- **Exercise brief**
Without omitting anything, retype the data that follows.

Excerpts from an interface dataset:
:::
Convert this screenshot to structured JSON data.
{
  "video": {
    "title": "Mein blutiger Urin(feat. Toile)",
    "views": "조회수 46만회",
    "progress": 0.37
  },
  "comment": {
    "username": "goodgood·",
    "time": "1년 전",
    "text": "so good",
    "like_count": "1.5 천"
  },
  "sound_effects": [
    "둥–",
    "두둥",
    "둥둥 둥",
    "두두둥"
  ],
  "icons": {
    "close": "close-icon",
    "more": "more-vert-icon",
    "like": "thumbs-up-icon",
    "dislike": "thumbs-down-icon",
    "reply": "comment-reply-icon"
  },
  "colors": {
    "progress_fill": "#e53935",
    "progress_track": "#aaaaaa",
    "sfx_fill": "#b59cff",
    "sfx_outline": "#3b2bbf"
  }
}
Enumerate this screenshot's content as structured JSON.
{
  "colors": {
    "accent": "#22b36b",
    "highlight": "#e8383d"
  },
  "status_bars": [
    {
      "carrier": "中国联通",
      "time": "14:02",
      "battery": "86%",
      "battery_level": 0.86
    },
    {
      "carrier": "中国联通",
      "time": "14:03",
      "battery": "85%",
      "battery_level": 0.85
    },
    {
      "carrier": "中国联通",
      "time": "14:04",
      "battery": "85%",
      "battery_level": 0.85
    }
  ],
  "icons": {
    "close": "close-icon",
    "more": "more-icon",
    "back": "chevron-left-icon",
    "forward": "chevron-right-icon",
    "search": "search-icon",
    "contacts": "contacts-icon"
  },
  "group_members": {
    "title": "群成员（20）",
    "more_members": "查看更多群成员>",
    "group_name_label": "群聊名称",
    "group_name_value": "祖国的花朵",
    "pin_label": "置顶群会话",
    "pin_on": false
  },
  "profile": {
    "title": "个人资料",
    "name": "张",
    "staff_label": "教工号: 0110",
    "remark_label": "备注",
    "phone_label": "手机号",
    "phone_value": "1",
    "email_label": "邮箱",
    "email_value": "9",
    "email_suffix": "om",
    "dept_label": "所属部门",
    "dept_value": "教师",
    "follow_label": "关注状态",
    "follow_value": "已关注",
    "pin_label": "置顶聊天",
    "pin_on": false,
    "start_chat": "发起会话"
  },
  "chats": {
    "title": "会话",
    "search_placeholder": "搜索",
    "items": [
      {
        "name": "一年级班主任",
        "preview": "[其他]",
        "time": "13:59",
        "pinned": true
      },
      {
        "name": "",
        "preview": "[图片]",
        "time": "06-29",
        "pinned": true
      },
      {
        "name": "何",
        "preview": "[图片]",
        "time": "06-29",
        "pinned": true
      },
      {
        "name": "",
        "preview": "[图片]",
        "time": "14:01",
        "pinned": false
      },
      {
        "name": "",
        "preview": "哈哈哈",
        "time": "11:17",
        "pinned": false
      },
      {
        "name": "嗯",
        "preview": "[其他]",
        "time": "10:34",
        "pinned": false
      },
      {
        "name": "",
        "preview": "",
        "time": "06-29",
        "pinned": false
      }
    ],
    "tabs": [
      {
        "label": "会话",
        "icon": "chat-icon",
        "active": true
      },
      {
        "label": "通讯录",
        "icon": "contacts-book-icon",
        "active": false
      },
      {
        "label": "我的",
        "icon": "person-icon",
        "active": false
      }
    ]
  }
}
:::
- **Written response**
Convert this screenshot to structured JSON data.
{
  "video": {
    "title": "Mein blutiger Urin(feat. Toile)",
    "views": "조회수 46만회",
    "progress": 0.37
  },
  "comment": {
    "username": "goodgood·",
    "time": "1년 전",
    "text": "so good",
    "like_count": "1.5 천"
  },
  "sound_effects": [
    "둥–",
    "두둥",
    "둥둥 둥",
    "두두둥"
  ],
  "icons": {
    "close": "close-icon",
    "more": "more-vert-icon",
    "like": "thumbs-up-icon",
    "dislike": "thumbs-down-icon",
    "reply": "comment-reply-icon"
  },
  "colors": {
    "progress_fill": "#e53935",
    "progress_track": "#aaaaaa",
    "sfx_fill": "#b59cff",
    "sfx_outline": "#3b2bbf"
  }
}
Enumerate this screenshot's content as structured JSON.
{
  "colors": {
    "accent": "#22b36b",
    "highlight": "#e8383d"
  },
  "status_bars": [
    {
      "carrier": "中国联通",
      "time": "14:02",
      "battery": "86%",
      "battery_level": 0.86
    },
    {
      "carrier": "中国联通",
      "time": "14:03",
      "battery": "85%",
      "battery_level": 0.85
    },
    {
      "carrier": "中国联通",
      "time": "14:04",
      "battery": "85%",
      "battery_level": 0.85
    }
  ],
  "icons": {
    "close": "close-icon",
    "more": "more-icon",
    "back": "chevron-left-icon",
    "forward": "chevron-right-icon",
    "search": "search-icon",
    "contacts": "contacts-icon"
  },
  "group_members": {
    "title": "群成员（20）",
    "more_members": "查看更多群成员>",
    "group_name_label": "群聊名称",
    "group_name_value": "祖国的花朵",
    "pin_label": "置顶群会话",
    "pin_on": false
  },
  "profile": {
    "title": "个人资料",
    "name": "张",
    "staff_label": "教工号: 0110",
    "remark_label": "备注",
    "phone_label": "手机号",
    "phone_value": "1",
    "email_label": "邮箱",
    "email_value": "9",
    "email_suffix": "om",
    "dept_label": "所属部门",
    "dept_value": "教师",
    "follow_label": "关注状态",
    "follow_value": "已关注",
    "pin_label": "置顶聊天",
    "pin_on": false,
    "start_chat": "发起会话"
  },
  "chats": {
    "title": "会话",
    "search_placeholder": "搜索",
    "items": [
      {
        "name": "一年级班主任",
        "preview": "[其他]",
        "time": "13:59",
        "pinned": true
      },
      {
        "name": "",
        "preview": "[图片]",
        "time": "06-29",
        "pinned": true
      },
      {
        "name": "何",
        "preview": "[图片]",
        "time": "06-29",
        "pinned": true
      },
      {
        "name": "",
        "preview": "[图片]",
        "time": "14:01",
        "pinned": false
      },
      {
        "name": "",
        "preview": "哈哈哈",
        "time": "11:17",
        "pinned": false
      },
      {
        "name": "嗯",
        "preview": "[其他]",
        "time": "10:34",
        "pinned": false
      },
      {
        "name": "",
        "preview": "",
        "time": "06-29",
        "pinned": false
      }
    ],
    "tabs": [
      {
        "label": "会话",
        "icon": "chat-icon",
        "active": true
      },
      {
        "label": "通讯录",
        "icon": "contacts-book-icon",
        "active": false
      },
      {
        "label": "我的",
        "icon": "person-icon",
        "active": false
      }
    ]
  }
}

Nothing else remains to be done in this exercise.